"I don't know whether or not these people are asymptomatic," Neikirk said. "They don't even know if they have the disease 'cause a lot of people have it and they never have a symptom."
Other Nevadans have questioned the legality of enforcing mask-wearing.
At the Washoe County primary voting site last week, one voter — 52-year-old Rob Piller — refused to wear a mask and insisted on voting in a booth, saying that forcing him to wear a mask was infringing on his rights. County officials had to clear the room so that he could vote at a machine.
“We’re losing rights left and right. They’re imposing guidelines and trying to act like they’re laws,” Piller said. “They’re going after my Second Amendment rights. They’re going after my First Amendment rights. They’re trying to impose draconian laws by wearing a mask, but it’s a guideline, not a rule.”
But for public health issues, experts say there are no major legal barriers to mandates implemented for safety purposes.
“Your freedom to determine your own life doesn't give you the right to put other people's health at risk,” UNLV Boyd School of Law Health Director David Orentlicher said, responding to a question about the potential for mask mandates to infringe on rights. “If mask-wearing were just about protecting you, you might have a case … but the fact is if you're not wearing a mask, you're putting other people at risk.”
There are always exceptions, he noted, such as people with disabilities or health conditions that do not allow someone to wear a mask who should be exempt from such ordinances.
Before enacting an ordinance, Orentlicher — who is also running for a seat in the Assembly — emphasized that mandates can promote backlash, and it would be more ideal to normalize mask-wearing through providing free masks or using messages from celebrities or respected community leaders. He added that a well-established social norm is critical for people following laws.

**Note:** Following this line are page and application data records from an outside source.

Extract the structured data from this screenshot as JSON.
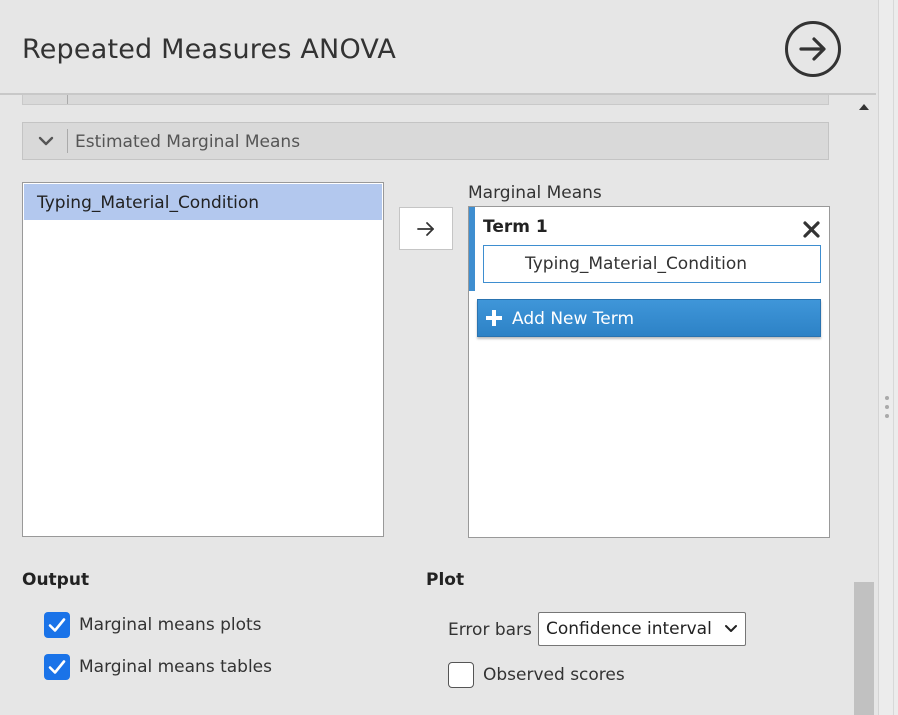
{
  "header": {
    "title": "Repeated Measures ANOVA",
    "go_icon": "arrow-right-circle-icon"
  },
  "section": {
    "label": "Estimated Marginal Means",
    "expanded": true
  },
  "variables": [
    "Typing_Material_Condition"
  ],
  "marginal_means": {
    "label": "Marginal Means",
    "terms": [
      {
        "title": "Term 1",
        "value": "Typing_Material_Condition"
      }
    ],
    "add_term_label": "Add New Term"
  },
  "output": {
    "heading": "Output",
    "options": [
      {
        "label": "Marginal means plots",
        "checked": true
      },
      {
        "label": "Marginal means tables",
        "checked": true
      }
    ]
  },
  "plot": {
    "heading": "Plot",
    "error_bars_label": "Error bars",
    "error_bars_value": "Confidence interval",
    "observed_scores_label": "Observed scores",
    "observed_scores_checked": false
  },
  "colors": {
    "accent": "#3e8ed0",
    "checkbox": "#1a73e8",
    "selection": "#b3c8ee"
  }
}
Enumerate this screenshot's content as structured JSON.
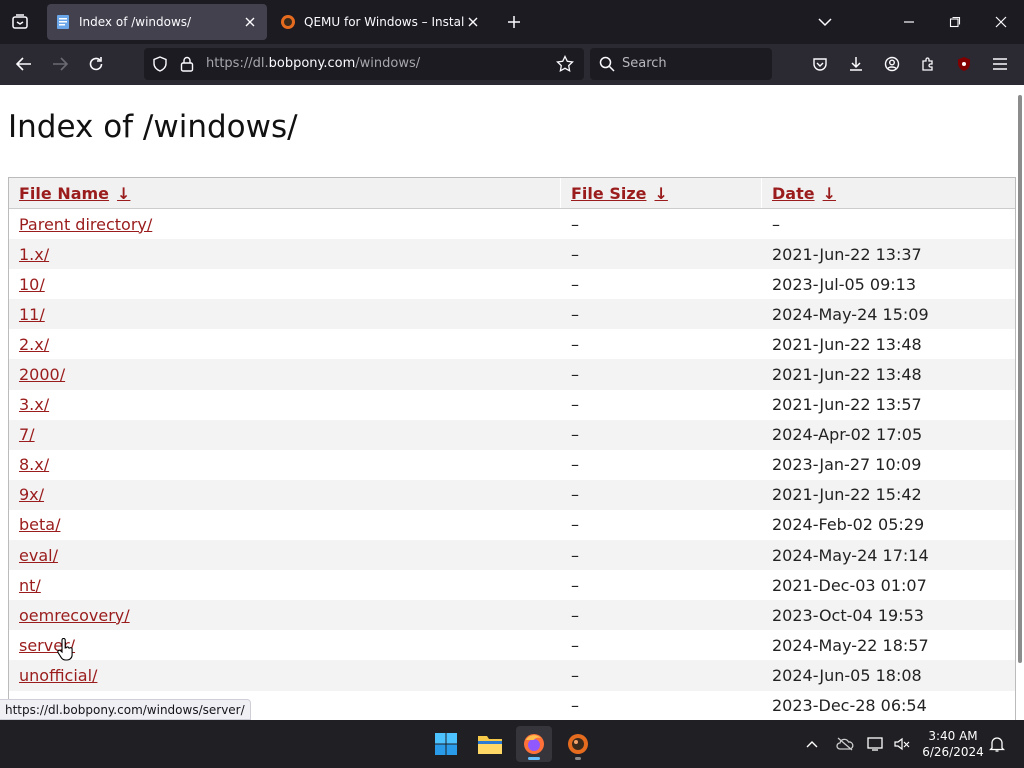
{
  "browser": {
    "tabs": [
      {
        "title": "Index of /windows/",
        "active": true
      },
      {
        "title": "QEMU for Windows – Installers",
        "active": false
      }
    ],
    "url_prefix": "https://dl.",
    "url_domain": "bobpony.com",
    "url_path": "/windows/",
    "search_placeholder": "Search"
  },
  "page": {
    "title": "Index of /windows/",
    "columns": {
      "name": "File Name",
      "size": "File Size",
      "date": "Date",
      "sort_arrow": "↓"
    },
    "rows": [
      {
        "name": "Parent directory/",
        "size": "–",
        "date": "–"
      },
      {
        "name": "1.x/",
        "size": "–",
        "date": "2021-Jun-22 13:37"
      },
      {
        "name": "10/",
        "size": "–",
        "date": "2023-Jul-05 09:13"
      },
      {
        "name": "11/",
        "size": "–",
        "date": "2024-May-24 15:09"
      },
      {
        "name": "2.x/",
        "size": "–",
        "date": "2021-Jun-22 13:48"
      },
      {
        "name": "2000/",
        "size": "–",
        "date": "2021-Jun-22 13:48"
      },
      {
        "name": "3.x/",
        "size": "–",
        "date": "2021-Jun-22 13:57"
      },
      {
        "name": "7/",
        "size": "–",
        "date": "2024-Apr-02 17:05"
      },
      {
        "name": "8.x/",
        "size": "–",
        "date": "2023-Jan-27 10:09"
      },
      {
        "name": "9x/",
        "size": "–",
        "date": "2021-Jun-22 15:42"
      },
      {
        "name": "beta/",
        "size": "–",
        "date": "2024-Feb-02 05:29"
      },
      {
        "name": "eval/",
        "size": "–",
        "date": "2024-May-24 17:14"
      },
      {
        "name": "nt/",
        "size": "–",
        "date": "2021-Dec-03 01:07"
      },
      {
        "name": "oemrecovery/",
        "size": "–",
        "date": "2023-Oct-04 19:53"
      },
      {
        "name": "server/",
        "size": "–",
        "date": "2024-May-22 18:57"
      },
      {
        "name": "unofficial/",
        "size": "–",
        "date": "2024-Jun-05 18:08"
      },
      {
        "name": "",
        "size": "–",
        "date": "2023-Dec-28 06:54"
      }
    ],
    "status_url": "https://dl.bobpony.com/windows/server/"
  },
  "taskbar": {
    "time": "3:40 AM",
    "date": "6/26/2024"
  },
  "colors": {
    "link": "#9a1c1c",
    "accent": "#66c0ff"
  }
}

“I think it comes down to a policy question, what's the best way to get people to wear masks?” he said. “It's useful to try alternatives … but sometimes, we’ve seen a number of public health issues, drunk driving, seat belts, where having legal mandates was essential to solving the problem."